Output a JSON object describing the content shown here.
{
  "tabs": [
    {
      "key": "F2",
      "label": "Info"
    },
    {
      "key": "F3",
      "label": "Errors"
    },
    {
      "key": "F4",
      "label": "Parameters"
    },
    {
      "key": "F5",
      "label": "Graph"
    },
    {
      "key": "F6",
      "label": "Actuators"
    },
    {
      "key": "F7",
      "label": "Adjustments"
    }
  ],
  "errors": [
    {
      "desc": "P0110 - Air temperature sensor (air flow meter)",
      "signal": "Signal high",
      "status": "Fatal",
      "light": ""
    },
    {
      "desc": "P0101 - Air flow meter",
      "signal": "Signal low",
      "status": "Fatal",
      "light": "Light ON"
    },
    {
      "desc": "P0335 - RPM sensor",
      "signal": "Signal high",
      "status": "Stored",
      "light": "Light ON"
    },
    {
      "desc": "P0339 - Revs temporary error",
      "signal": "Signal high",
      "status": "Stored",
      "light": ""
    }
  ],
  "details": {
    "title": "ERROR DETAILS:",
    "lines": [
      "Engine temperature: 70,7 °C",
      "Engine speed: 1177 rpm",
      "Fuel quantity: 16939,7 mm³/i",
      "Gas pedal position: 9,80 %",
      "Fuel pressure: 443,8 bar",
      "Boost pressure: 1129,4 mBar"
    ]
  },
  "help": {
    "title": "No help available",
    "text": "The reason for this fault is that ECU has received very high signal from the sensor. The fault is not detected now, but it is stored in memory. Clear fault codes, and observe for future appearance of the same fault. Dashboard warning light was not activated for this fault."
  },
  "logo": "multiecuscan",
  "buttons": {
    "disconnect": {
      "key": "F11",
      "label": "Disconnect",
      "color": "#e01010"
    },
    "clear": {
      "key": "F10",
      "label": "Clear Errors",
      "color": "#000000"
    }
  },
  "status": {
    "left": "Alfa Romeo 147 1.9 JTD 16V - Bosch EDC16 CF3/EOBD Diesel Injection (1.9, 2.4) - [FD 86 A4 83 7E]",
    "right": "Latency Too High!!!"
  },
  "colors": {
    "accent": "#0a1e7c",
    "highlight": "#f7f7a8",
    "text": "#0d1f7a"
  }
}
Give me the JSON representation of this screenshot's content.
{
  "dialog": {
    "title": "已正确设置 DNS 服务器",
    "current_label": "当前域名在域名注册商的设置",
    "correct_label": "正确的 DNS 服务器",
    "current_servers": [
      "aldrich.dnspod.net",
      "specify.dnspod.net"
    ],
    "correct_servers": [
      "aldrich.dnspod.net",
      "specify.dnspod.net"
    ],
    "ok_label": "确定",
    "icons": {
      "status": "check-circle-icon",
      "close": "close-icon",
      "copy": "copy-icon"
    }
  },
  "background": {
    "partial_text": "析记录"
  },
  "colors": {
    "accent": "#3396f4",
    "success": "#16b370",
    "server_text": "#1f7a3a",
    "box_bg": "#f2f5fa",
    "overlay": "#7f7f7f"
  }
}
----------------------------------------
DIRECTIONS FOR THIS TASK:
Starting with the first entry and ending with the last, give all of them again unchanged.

EXPECTED ANSWER:
Output a JSON object describing the content shown here.
{
  "tabs": [
    {
      "key": "F2",
      "label": "Info"
    },
    {
      "key": "F3",
      "label": "Errors"
    },
    {
      "key": "F4",
      "label": "Parameters"
    },
    {
      "key": "F5",
      "label": "Graph"
    },
    {
      "key": "F6",
      "label": "Actuators"
    },
    {
      "key": "F7",
      "label": "Adjustments"
    }
  ],
  "errors": [
    {
      "desc": "P0110 - Air temperature sensor (air flow meter)",
      "signal": "Signal high",
      "status": "Fatal",
      "light": ""
    },
    {
      "desc": "P0101 - Air flow meter",
      "signal": "Signal low",
      "status": "Fatal",
      "light": "Light ON"
    },
    {
      "desc": "P0335 - RPM sensor",
      "signal": "Signal high",
      "status": "Stored",
      "light": "Light ON"
    },
    {
      "desc": "P0339 - Revs temporary error",
      "signal": "Signal high",
      "status": "Stored",
      "light": ""
    }
  ],
  "details": {
    "title": "ERROR DETAILS:",
    "lines": [
      "Engine temperature: 70,7 °C",
      "Engine speed: 1177 rpm",
      "Fuel quantity: 16939,7 mm³/i",
      "Gas pedal position: 9,80 %",
      "Fuel pressure: 443,8 bar",
      "Boost pressure: 1129,4 mBar"
    ]
  },
  "help": {
    "title": "No help available",
    "text": "The reason for this fault is that ECU has received very high signal from the sensor. The fault is not detected now, but it is stored in memory. Clear fault codes, and observe for future appearance of the same fault. Dashboard warning light was not activated for this fault."
  },
  "logo": "multiecuscan",
  "buttons": {
    "disconnect": {
      "key": "F11",
      "label": "Disconnect",
      "color": "#e01010"
    },
    "clear": {
      "key": "F10",
      "label": "Clear Errors",
      "color": "#000000"
    }
  },
  "status": {
    "left": "Alfa Romeo 147 1.9 JTD 16V - Bosch EDC16 CF3/EOBD Diesel Injection (1.9, 2.4) - [FD 86 A4 83 7E]",
    "right": "Latency Too High!!!"
  },
  "colors": {
    "accent": "#0a1e7c",
    "highlight": "#f7f7a8",
    "text": "#0d1f7a"
  }
}
Give me the JSON representation of this screenshot's content.
{
  "dialog": {
    "title": "已正确设置 DNS 服务器",
    "current_label": "当前域名在域名注册商的设置",
    "correct_label": "正确的 DNS 服务器",
    "current_servers": [
      "aldrich.dnspod.net",
      "specify.dnspod.net"
    ],
    "correct_servers": [
      "aldrich.dnspod.net",
      "specify.dnspod.net"
    ],
    "ok_label": "确定",
    "icons": {
      "status": "check-circle-icon",
      "close": "close-icon",
      "copy": "copy-icon"
    }
  },
  "background": {
    "partial_text": "析记录"
  },
  "colors": {
    "accent": "#3396f4",
    "success": "#16b370",
    "server_text": "#1f7a3a",
    "box_bg": "#f2f5fa",
    "overlay": "#7f7f7f"
  }
}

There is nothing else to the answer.